» **WHAT THE TASK REQUIRES**: Scan the lines below for the string "INTERPRETATION" and copy every one that has it.
---- RECORDS FOR THE TASK
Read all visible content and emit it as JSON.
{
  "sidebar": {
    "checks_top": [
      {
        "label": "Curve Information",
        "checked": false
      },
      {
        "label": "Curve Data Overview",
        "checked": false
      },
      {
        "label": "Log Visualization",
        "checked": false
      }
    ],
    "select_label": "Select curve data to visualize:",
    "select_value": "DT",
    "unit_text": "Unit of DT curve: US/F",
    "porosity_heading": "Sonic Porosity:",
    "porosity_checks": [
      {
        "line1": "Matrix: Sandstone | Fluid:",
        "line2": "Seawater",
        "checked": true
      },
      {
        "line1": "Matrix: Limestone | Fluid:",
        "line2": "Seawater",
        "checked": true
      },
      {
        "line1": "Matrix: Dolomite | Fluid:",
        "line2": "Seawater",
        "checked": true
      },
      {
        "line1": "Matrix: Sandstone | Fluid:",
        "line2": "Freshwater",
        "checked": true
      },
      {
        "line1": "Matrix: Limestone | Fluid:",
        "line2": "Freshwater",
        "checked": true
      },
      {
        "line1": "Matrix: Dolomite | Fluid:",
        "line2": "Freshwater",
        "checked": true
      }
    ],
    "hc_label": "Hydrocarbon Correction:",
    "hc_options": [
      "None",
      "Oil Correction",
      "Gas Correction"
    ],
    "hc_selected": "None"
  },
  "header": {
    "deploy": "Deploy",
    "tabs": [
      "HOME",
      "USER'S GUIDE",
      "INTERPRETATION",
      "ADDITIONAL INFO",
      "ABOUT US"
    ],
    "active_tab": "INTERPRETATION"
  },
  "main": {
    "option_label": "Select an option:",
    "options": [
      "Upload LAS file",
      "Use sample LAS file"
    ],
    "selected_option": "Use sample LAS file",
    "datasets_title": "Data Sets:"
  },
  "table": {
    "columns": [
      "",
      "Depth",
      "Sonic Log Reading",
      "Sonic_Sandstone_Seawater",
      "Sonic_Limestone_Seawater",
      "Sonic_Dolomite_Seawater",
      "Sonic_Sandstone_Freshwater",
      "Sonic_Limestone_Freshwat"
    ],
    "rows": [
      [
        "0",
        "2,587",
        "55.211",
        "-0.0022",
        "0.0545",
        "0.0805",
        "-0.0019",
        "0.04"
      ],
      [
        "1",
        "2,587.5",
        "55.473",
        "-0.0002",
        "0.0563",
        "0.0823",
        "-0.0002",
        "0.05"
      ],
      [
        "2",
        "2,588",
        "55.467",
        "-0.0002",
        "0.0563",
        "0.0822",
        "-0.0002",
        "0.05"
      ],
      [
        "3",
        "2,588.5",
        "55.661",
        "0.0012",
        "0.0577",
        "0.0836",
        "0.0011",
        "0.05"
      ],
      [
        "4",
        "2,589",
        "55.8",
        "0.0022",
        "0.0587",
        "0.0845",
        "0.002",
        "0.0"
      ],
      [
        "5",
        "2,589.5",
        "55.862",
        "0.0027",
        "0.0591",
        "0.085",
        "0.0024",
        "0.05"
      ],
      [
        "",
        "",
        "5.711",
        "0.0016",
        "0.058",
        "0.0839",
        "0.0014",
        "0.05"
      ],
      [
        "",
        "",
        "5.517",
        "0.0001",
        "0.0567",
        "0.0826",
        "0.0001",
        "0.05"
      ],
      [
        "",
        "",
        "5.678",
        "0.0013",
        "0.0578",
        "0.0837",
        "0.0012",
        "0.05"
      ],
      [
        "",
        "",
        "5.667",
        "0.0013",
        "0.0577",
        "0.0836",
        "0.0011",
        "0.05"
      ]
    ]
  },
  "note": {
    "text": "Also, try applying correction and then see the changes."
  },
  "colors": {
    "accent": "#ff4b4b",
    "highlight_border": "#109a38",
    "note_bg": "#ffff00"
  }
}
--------
» **RESULT FOR THIS EXERCISE**:
      "INTERPRETATION",
    "active_tab": "INTERPRETATION"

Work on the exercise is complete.